Benefits of Tai Chi practice

Tai Chi (also known as T'ai Chi Ch'uan, Taiji, or Taijiquan) develops strength, balance and agility, enhancing your feeling for movement.

It is a unique form of exercise and martial art, and a very effective moving meditation.  Tai Chi improves focus, aids relaxation, and helps develop a calm, clear mind.

It also offers an advantage over seated meditation methods;  as you focus on applying tai chi principles to the movements, the mind naturally becomes more still.

Tai Chi is energising and also makes an excellent complement to other forms of exercise.  It may be particularly appealing to those who already practise a mind-body discipline such as Yoga, or a 'hard-style' martial art, such as Karate.

Tai Chi has elements in common with those, but enough differences to make it a valuable addition.

For people with no background in Yoga or Martial Arts, Tai Chi can be a great way to get into this kind of training - and with far less chance of injury!

To begin to experience the benefits outlined here, your training will usually start with the Yang style 24 form.

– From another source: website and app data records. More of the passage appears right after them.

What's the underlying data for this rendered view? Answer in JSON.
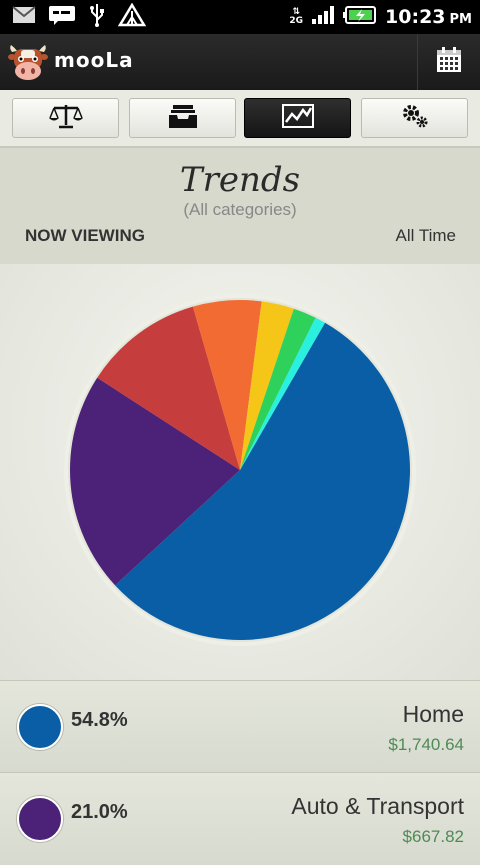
{
  "status_bar": {
    "time": "10:23",
    "ampm": "PM",
    "network": "2G",
    "icons": [
      "gmail-icon",
      "message-icon",
      "usb-icon",
      "warning-icon",
      "data-arrows-icon",
      "signal-icon",
      "battery-charging-icon"
    ]
  },
  "app": {
    "title": "mooLa",
    "logo_icon": "cow-icon",
    "calendar_icon": "calendar-icon"
  },
  "tabs": [
    {
      "name": "balance",
      "icon": "scale-icon",
      "active": false
    },
    {
      "name": "inbox",
      "icon": "inbox-tray-icon",
      "active": false
    },
    {
      "name": "trends",
      "icon": "trend-chart-icon",
      "active": true
    },
    {
      "name": "settings",
      "icon": "gears-icon",
      "active": false
    }
  ],
  "header": {
    "title": "Trends",
    "subtitle": "(All categories)",
    "now_viewing_label": "NOW VIEWING",
    "period": "All Time"
  },
  "chart_data": {
    "type": "pie",
    "slices": [
      {
        "label": "Home",
        "percent": 54.8,
        "color": "#0a5ea6"
      },
      {
        "label": "Auto & Transport",
        "percent": 21.0,
        "color": "#4b2277"
      },
      {
        "label": "",
        "percent": 11.4,
        "color": "#c63d3d"
      },
      {
        "label": "",
        "percent": 6.5,
        "color": "#f26b32"
      },
      {
        "label": "",
        "percent": 3.1,
        "color": "#f5c518"
      },
      {
        "label": "",
        "percent": 2.2,
        "color": "#2ed15a"
      },
      {
        "label": "",
        "percent": 1.0,
        "color": "#2af0e0"
      }
    ],
    "start_slice_boundary_deg": 30,
    "direction": "clockwise"
  },
  "list": [
    {
      "percent": "54.8%",
      "category": "Home",
      "amount": "$1,740.64",
      "color": "#0a5ea6"
    },
    {
      "percent": "21.0%",
      "category": "Auto & Transport",
      "amount": "$667.82",
      "color": "#4b2277"
    }
  ]
}
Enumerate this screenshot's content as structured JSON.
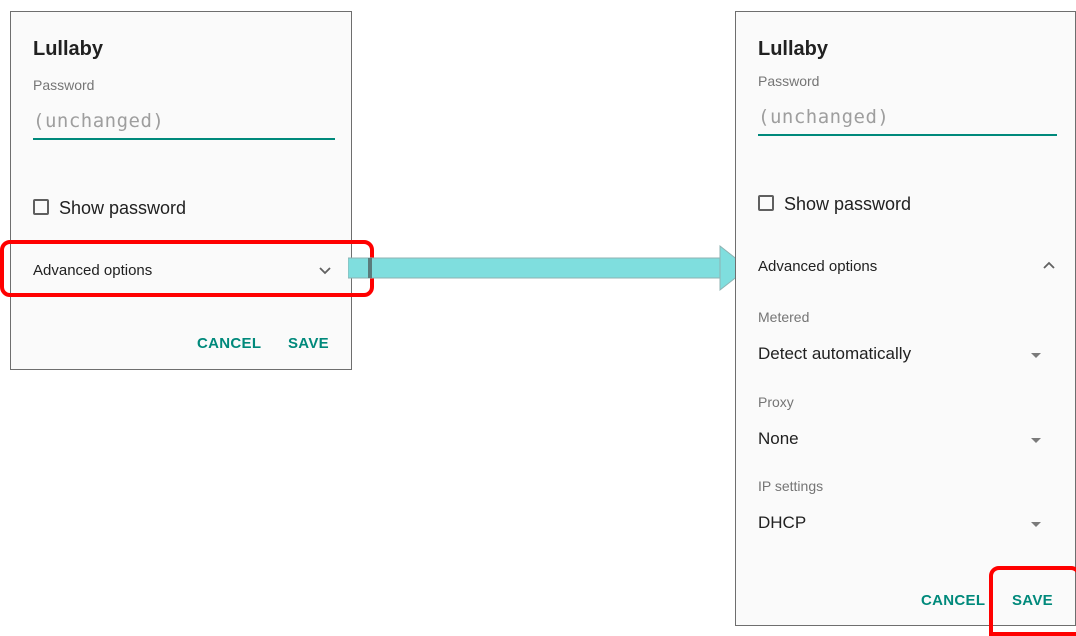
{
  "left_dialog": {
    "title": "Lullaby",
    "password_label": "Password",
    "password_value": "(unchanged)",
    "show_password_label": "Show password",
    "show_password_checked": false,
    "advanced_label": "Advanced options",
    "advanced_expanded": false,
    "cancel_label": "CANCEL",
    "save_label": "SAVE"
  },
  "right_dialog": {
    "title": "Lullaby",
    "password_label": "Password",
    "password_value": "(unchanged)",
    "show_password_label": "Show password",
    "show_password_checked": false,
    "advanced_label": "Advanced options",
    "advanced_expanded": true,
    "metered_label": "Metered",
    "metered_value": "Detect automatically",
    "proxy_label": "Proxy",
    "proxy_value": "None",
    "ip_label": "IP settings",
    "ip_value": "DHCP",
    "cancel_label": "CANCEL",
    "save_label": "SAVE"
  },
  "colors": {
    "accent": "#00897b",
    "highlight": "#ff0000",
    "arrow": "#7fdede"
  },
  "icons": {
    "collapsed": "chevron-down-icon",
    "expanded": "chevron-up-icon",
    "dropdown": "caret-down-icon",
    "flow": "arrow-right-icon"
  }
}
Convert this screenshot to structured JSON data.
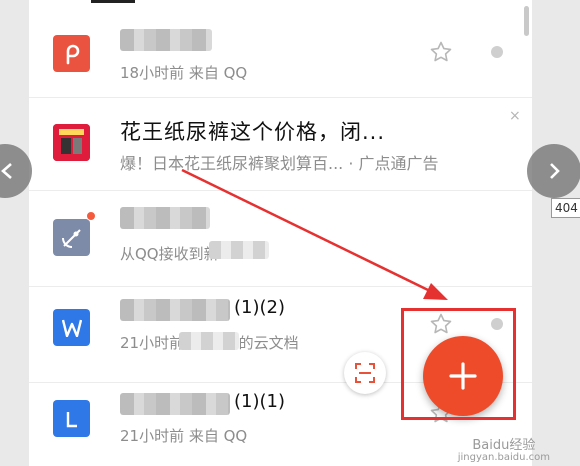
{
  "emails": [
    {
      "time_source": "18小时前   来自 QQ"
    },
    {
      "title": "花王纸尿裤这个价格，闭...",
      "subtitle": "爆！日本花王纸尿裤聚划算百... · 广点通广告",
      "close_label": "×"
    },
    {
      "subtitle": "从QQ接收到新"
    },
    {
      "title": "(1)(2)",
      "time_source": "21小时前 来自 我的云文档"
    },
    {
      "title": "(1)(1)",
      "time_source": "21小时前  来自 QQ"
    }
  ],
  "nav": {
    "page_tooltip": "404"
  },
  "watermark": {
    "main": "Baidu经验",
    "sub": "jingyan.baidu.com"
  },
  "colors": {
    "accent": "#ee4b2b",
    "annotation": "#e63131"
  }
}
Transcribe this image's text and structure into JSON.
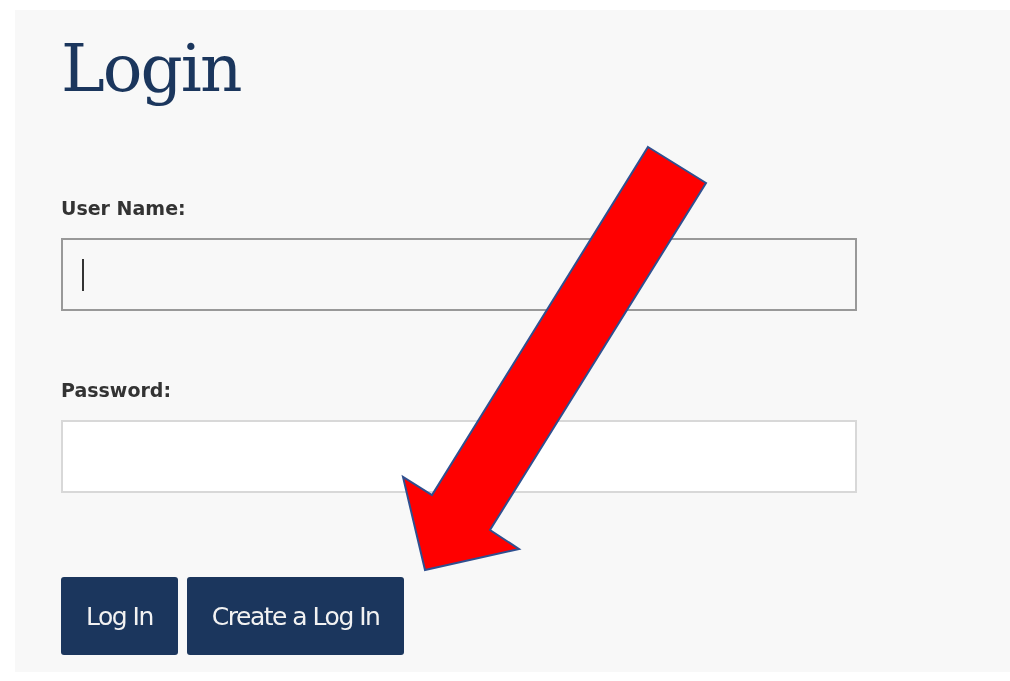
{
  "title": "Login",
  "fields": [
    {
      "label": "User Name:",
      "focused": true
    },
    {
      "label": "Password:",
      "focused": false
    }
  ],
  "buttons": [
    {
      "label": "Log In"
    },
    {
      "label": "Create a Log In"
    }
  ]
}
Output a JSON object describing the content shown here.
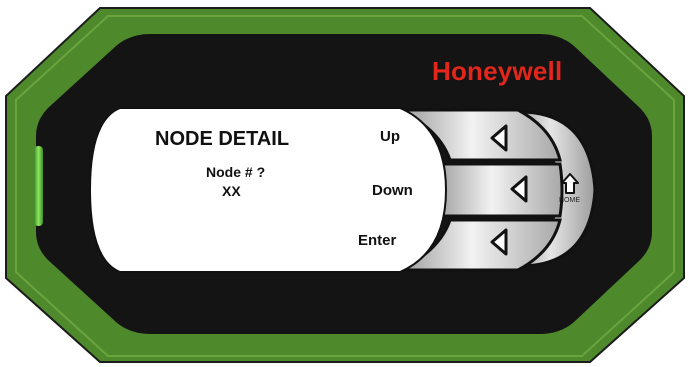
{
  "brand": {
    "name": "Honeywell",
    "color": "#e2261c"
  },
  "display": {
    "title": "NODE  DETAIL",
    "prompt": "Node # ?",
    "value": "XX"
  },
  "keys": {
    "up_label": "Up",
    "down_label": "Down",
    "enter_label": "Enter",
    "home_label": "HOME",
    "up_icon": "left-arrow-icon",
    "down_icon": "left-arrow-icon",
    "enter_icon": "left-arrow-icon",
    "home_icon": "home-arrow-icon"
  },
  "colors": {
    "bezel_green": "#4e8a2c",
    "face_black": "#141414",
    "led_green": "#6ed14a",
    "lcd_background": "#ffffff"
  }
}
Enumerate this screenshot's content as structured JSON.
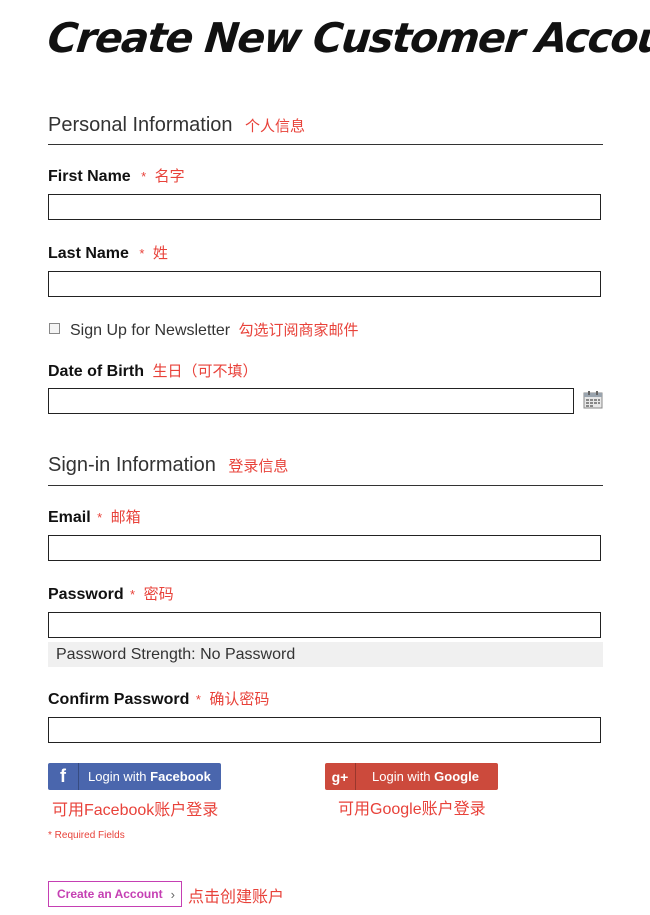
{
  "page": {
    "title": "Create New Customer Account"
  },
  "personal": {
    "section_title": "Personal Information",
    "section_note": "个人信息",
    "first_name": {
      "label": "First Name",
      "required_mark": "*",
      "note": "名字",
      "value": ""
    },
    "last_name": {
      "label": "Last Name",
      "required_mark": "*",
      "note": "姓",
      "value": ""
    },
    "newsletter": {
      "label": "Sign Up for Newsletter",
      "note": "勾选订阅商家邮件",
      "checked": false
    },
    "dob": {
      "label": "Date of Birth",
      "note": "生日（可不填）",
      "value": "",
      "icon": "calendar-icon"
    }
  },
  "signin": {
    "section_title": "Sign-in Information",
    "section_note": "登录信息",
    "email": {
      "label": "Email",
      "required_mark": "*",
      "note": "邮箱",
      "value": ""
    },
    "password": {
      "label": "Password",
      "required_mark": "*",
      "note": "密码",
      "value": ""
    },
    "strength": "Password Strength: No Password",
    "confirm": {
      "label": "Confirm Password",
      "required_mark": "*",
      "note": "确认密码",
      "value": ""
    }
  },
  "social": {
    "facebook": {
      "prefix": "Login with ",
      "brand": "Facebook",
      "note": "可用Facebook账户登录",
      "icon_glyph": "f",
      "color": "#4a66ad"
    },
    "google": {
      "prefix": "Login with ",
      "brand": "Google",
      "note": "可用Google账户登录",
      "icon_glyph": "g+",
      "color": "#cc4a3c"
    }
  },
  "footer": {
    "required_note": "* Required Fields",
    "create_button": "Create an Account",
    "create_chevron": "›",
    "create_note": "点击创建账户"
  },
  "colors": {
    "accent_red": "#e8423a",
    "button_magenta": "#c53fb3"
  }
}
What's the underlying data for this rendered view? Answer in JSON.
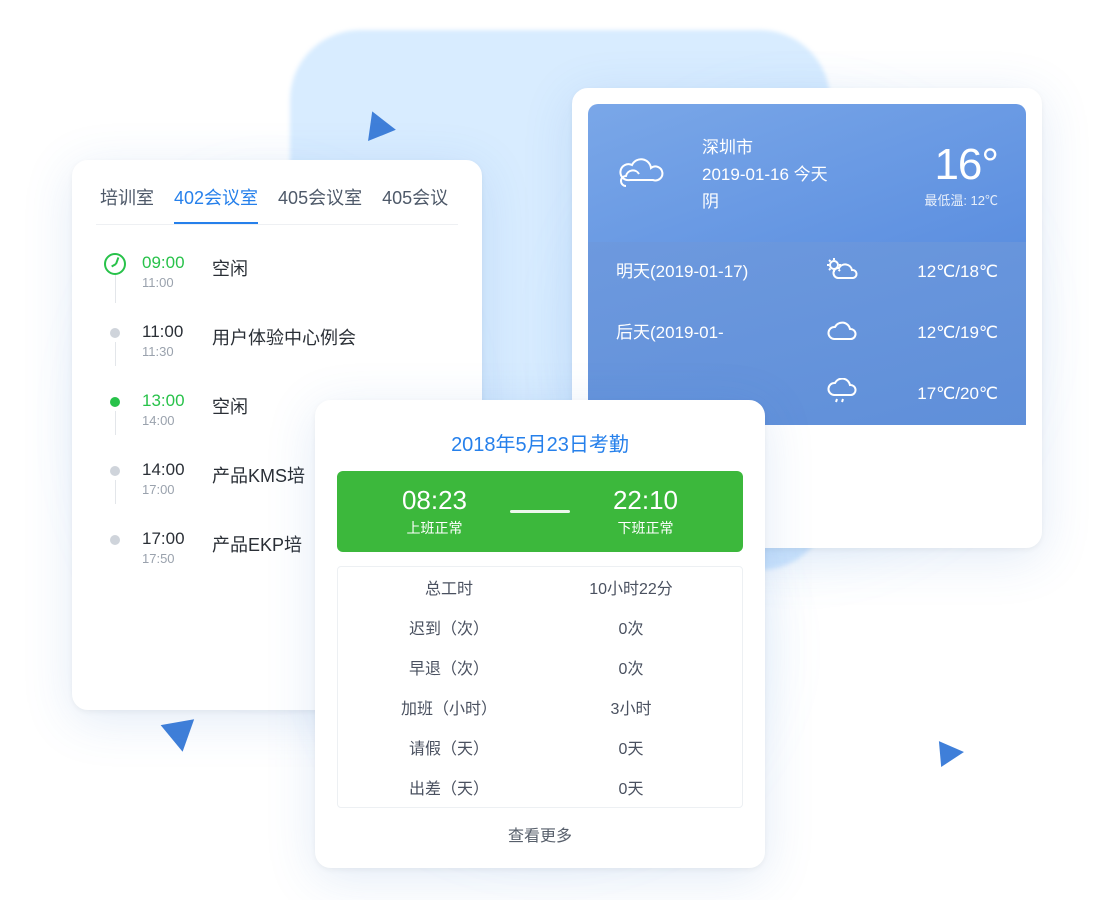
{
  "weather": {
    "city": "深圳市",
    "date_text": "2019-01-16 今天",
    "condition": "阴",
    "current_temp": "16°",
    "low_label": "最低温: 12℃",
    "forecast": [
      {
        "day": "明天(2019-01-17)",
        "icon": "sun-cloud",
        "range": "12℃/18℃"
      },
      {
        "day": "后天(2019-01-",
        "icon": "cloud",
        "range": "12℃/19℃"
      },
      {
        "day": "",
        "icon": "rain",
        "range": "17℃/20℃"
      }
    ]
  },
  "meeting": {
    "tabs": [
      "培训室",
      "402会议室",
      "405会议室",
      "405会议"
    ],
    "active_tab": 1,
    "slots": [
      {
        "start": "09:00",
        "end": "11:00",
        "title": "空闲",
        "state": "clock"
      },
      {
        "start": "11:00",
        "end": "11:30",
        "title": "用户体验中心例会",
        "state": "dot"
      },
      {
        "start": "13:00",
        "end": "14:00",
        "title": "空闲",
        "state": "green"
      },
      {
        "start": "14:00",
        "end": "17:00",
        "title": "产品KMS培",
        "state": "dot"
      },
      {
        "start": "17:00",
        "end": "17:50",
        "title": "产品EKP培",
        "state": "dot"
      }
    ]
  },
  "attendance": {
    "title": "2018年5月23日考勤",
    "checkin_time": "08:23",
    "checkin_label": "上班正常",
    "checkout_time": "22:10",
    "checkout_label": "下班正常",
    "rows": [
      {
        "k": "总工时",
        "v": "10小时22分"
      },
      {
        "k": "迟到（次）",
        "v": "0次"
      },
      {
        "k": "早退（次）",
        "v": "0次"
      },
      {
        "k": "加班（小时）",
        "v": "3小时"
      },
      {
        "k": "请假（天）",
        "v": "0天"
      },
      {
        "k": "出差（天）",
        "v": "0天"
      }
    ],
    "more": "查看更多"
  }
}
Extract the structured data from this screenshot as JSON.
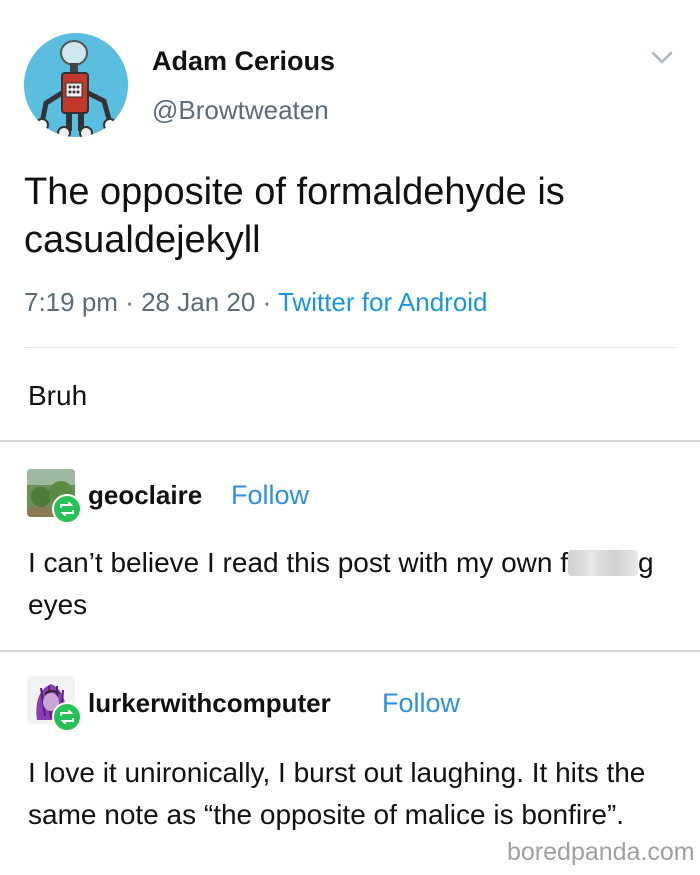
{
  "tweet": {
    "author_name": "Adam Cerious",
    "author_handle": "@Browtweaten",
    "text": "The opposite of formaldehyde is casualdejekyll",
    "time": "7:19 pm",
    "separator1": "·",
    "date": "28 Jan 20",
    "separator2": "·",
    "source": "Twitter for Android",
    "avatar_icon": "robot-avatar",
    "menu_icon": "chevron-down-icon"
  },
  "op_comment": "Bruh",
  "reblogs": [
    {
      "username": "geoclaire",
      "follow_label": "Follow",
      "text_part1": "I can’t believe I read this post with my own f",
      "text_part2": "g eyes"
    },
    {
      "username": "lurkerwithcomputer",
      "follow_label": "Follow",
      "text": "I love it unironically, I burst out laughing. It hits the same note as “the opposite of malice is bonfire”."
    }
  ],
  "watermark": "boredpanda.com",
  "colors": {
    "link_blue": "#1b95e0",
    "follow_blue": "#2f8fe6",
    "reblog_green": "#27c255",
    "muted_gray": "#5b6b78",
    "avatar_bg": "#5bbde0"
  }
}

It is the most widely practised Tai Chi form in the world, and the basic sequence of movements can be learnt in about 4 months.  If you have prior Tai Chi experience, we can work with the form(s) you already know, and go from there.

Dmitri Tai Chi aims to have students reach a higher level of performance, while developing greater depth in their practice.

To that end, it is better if you have reasonable health & fitness before commencing lessons with me.  As a guide, you should be able to walk briskly for 20-30 minutes without much muscle or joint discomfort, and very little shortness of breath.

It is suggested that students be in the age range of 20 to 65 years.

See you in training!